* Exercise goal:
Verbatim repeat, images excluded. Give each entry again as written.

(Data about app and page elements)
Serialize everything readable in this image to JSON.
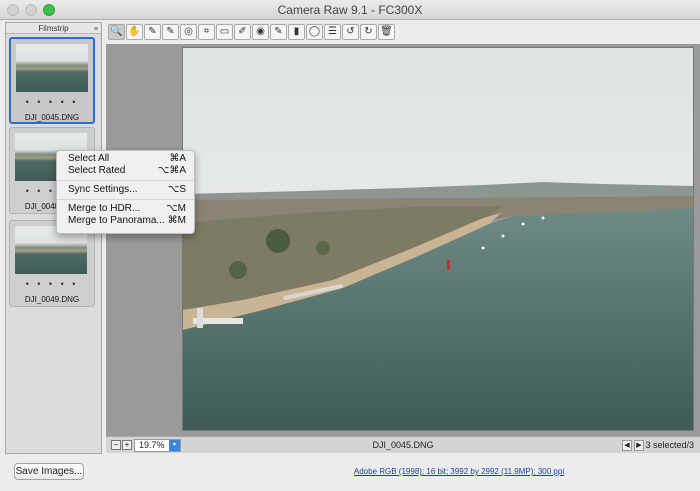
{
  "window": {
    "title": "Camera Raw 9.1  -  FC300X"
  },
  "filmstrip": {
    "header": "Filmstrip",
    "items": [
      {
        "name": "DJI_0045.DNG",
        "rating": "• • • • •"
      },
      {
        "name": "DJI_0048.DNG",
        "rating": "• • • • •"
      },
      {
        "name": "DJI_0049.DNG",
        "rating": "• • • • •"
      }
    ]
  },
  "toolbar": {
    "tools": [
      "zoom-tool",
      "hand-tool",
      "white-balance-tool",
      "color-sampler-tool",
      "targeted-adjustment-tool",
      "crop-tool",
      "straighten-tool",
      "spot-removal-tool",
      "red-eye-removal-tool",
      "adjustment-brush-tool",
      "graduated-filter-tool",
      "radial-filter-tool",
      "preferences-tool",
      "rotate-left-tool",
      "rotate-right-tool",
      "trash-tool"
    ]
  },
  "status": {
    "zoom_value": "19.7%",
    "current_file": "DJI_0045.DNG",
    "selection": "3 selected/3"
  },
  "context_menu": {
    "items": [
      {
        "label": "Select All",
        "shortcut": "⌘A"
      },
      {
        "label": "Select Rated",
        "shortcut": "⌥⌘A"
      },
      {
        "label": "Sync Settings...",
        "shortcut": "⌥S"
      },
      {
        "label": "Merge to HDR...",
        "shortcut": "⌥M"
      },
      {
        "label": "Merge to Panorama...",
        "shortcut": "⌘M"
      }
    ]
  },
  "bottom": {
    "save_label": "Save Images...",
    "workflow_link": "Adobe RGB (1998); 16 bit; 3992 by 2992 (11.9MP); 300 ppi"
  },
  "colors": {
    "accent": "#2d6fd1",
    "link": "#1a3eb6",
    "traffic_green": "#3fbf4a"
  }
}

* Reply:
Serialize everything readable in this image to JSON.
{
  "window": {
    "title": "Camera Raw 9.1  -  FC300X"
  },
  "filmstrip": {
    "header": "Filmstrip",
    "items": [
      {
        "name": "DJI_0045.DNG",
        "rating": "• • • • •"
      },
      {
        "name": "DJI_0048.DNG",
        "rating": "• • • • •"
      },
      {
        "name": "DJI_0049.DNG",
        "rating": "• • • • •"
      }
    ]
  },
  "toolbar": {
    "tools": [
      "zoom-tool",
      "hand-tool",
      "white-balance-tool",
      "color-sampler-tool",
      "targeted-adjustment-tool",
      "crop-tool",
      "straighten-tool",
      "spot-removal-tool",
      "red-eye-removal-tool",
      "adjustment-brush-tool",
      "graduated-filter-tool",
      "radial-filter-tool",
      "preferences-tool",
      "rotate-left-tool",
      "rotate-right-tool",
      "trash-tool"
    ]
  },
  "status": {
    "zoom_value": "19.7%",
    "current_file": "DJI_0045.DNG",
    "selection": "3 selected/3"
  },
  "context_menu": {
    "items": [
      {
        "label": "Select All",
        "shortcut": "⌘A"
      },
      {
        "label": "Select Rated",
        "shortcut": "⌥⌘A"
      },
      {
        "label": "Sync Settings...",
        "shortcut": "⌥S"
      },
      {
        "label": "Merge to HDR...",
        "shortcut": "⌥M"
      },
      {
        "label": "Merge to Panorama...",
        "shortcut": "⌘M"
      }
    ]
  },
  "bottom": {
    "save_label": "Save Images...",
    "workflow_link": "Adobe RGB (1998); 16 bit; 3992 by 2992 (11.9MP); 300 ppi"
  },
  "colors": {
    "accent": "#2d6fd1",
    "link": "#1a3eb6",
    "traffic_green": "#3fbf4a"
  }
}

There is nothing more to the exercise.